What are the potential solutions?

Deregulate the European market which will then allow apparel brands to pollute rivers across Europe, creating a level playing field with Asian countries. Some may regard this as a backward step.

Introduce environmental regulation in Asian countries. Over time this may well happen, but apparel brands will just move their manufacturing to those individual Asian countries that resist pollution regulations.

There are facilities that do recycle their dye water. For example Golf Refugees use a factory which recycles 90% of its dye coloured water.

How can more apparel brands be persuaded to use such factories?

When ‘independent’ on-line and printed media review apparel they could include information with regard to what ingredients are used and where and how the clothing is manufactured.
Unfortunately the media just reiterates what the brands desire, as they are being funded directly through advertising revenue by the leading apparel brands. Any potential negative aspects of their products are dutifully excluded. There is no such thing as an independent review.

Sponsored athletes and consumers also have a vital role to play. They need to start asking questions of their favourite brands.

Do the running vests worn by Usain Bolt pollute local rivers when they are manufactured by Puma?

Do Tiger Woods favoured red polo shirts he wears on the final day of tournaments pollute local rivers in Asia when they are manufactured by Nike?

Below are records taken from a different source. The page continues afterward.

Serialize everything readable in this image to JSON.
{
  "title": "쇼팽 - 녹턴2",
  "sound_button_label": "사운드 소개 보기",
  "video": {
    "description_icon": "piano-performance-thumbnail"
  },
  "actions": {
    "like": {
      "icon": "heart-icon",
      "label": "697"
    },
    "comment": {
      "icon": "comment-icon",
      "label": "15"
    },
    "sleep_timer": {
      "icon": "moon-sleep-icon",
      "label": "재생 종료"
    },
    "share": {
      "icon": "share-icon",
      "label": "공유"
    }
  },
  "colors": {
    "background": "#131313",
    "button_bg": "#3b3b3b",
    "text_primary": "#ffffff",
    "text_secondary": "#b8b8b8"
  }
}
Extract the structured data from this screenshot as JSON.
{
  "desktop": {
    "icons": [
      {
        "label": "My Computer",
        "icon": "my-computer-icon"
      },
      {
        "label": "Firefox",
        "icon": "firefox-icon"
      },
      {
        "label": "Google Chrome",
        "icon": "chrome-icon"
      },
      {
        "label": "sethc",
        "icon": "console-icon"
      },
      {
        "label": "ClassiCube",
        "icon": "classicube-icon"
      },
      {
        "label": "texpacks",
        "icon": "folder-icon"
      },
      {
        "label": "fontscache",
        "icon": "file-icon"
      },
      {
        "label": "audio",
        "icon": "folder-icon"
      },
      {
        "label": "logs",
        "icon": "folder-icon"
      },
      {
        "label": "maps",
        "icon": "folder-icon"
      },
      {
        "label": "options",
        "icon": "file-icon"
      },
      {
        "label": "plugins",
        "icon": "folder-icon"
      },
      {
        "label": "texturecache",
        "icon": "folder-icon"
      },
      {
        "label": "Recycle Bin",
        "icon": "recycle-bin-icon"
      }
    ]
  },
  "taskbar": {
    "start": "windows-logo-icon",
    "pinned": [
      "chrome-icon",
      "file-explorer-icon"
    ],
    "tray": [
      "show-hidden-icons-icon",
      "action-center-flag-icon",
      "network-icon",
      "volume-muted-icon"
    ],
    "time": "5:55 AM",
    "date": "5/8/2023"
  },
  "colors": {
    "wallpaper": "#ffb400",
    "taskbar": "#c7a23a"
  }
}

Do Ronaldo’s football shirts pollute local rivers in Asia when they are manufactured by Adidas?

‘Dye me a river’ aims to bring awareness to consumers and calls upon all apparel brands to state on their web sites whether or not they recycle their dye water?

Consumers and sponsored athletes need to look beyond the marketing and see what’s behind the apparel they buy and promote.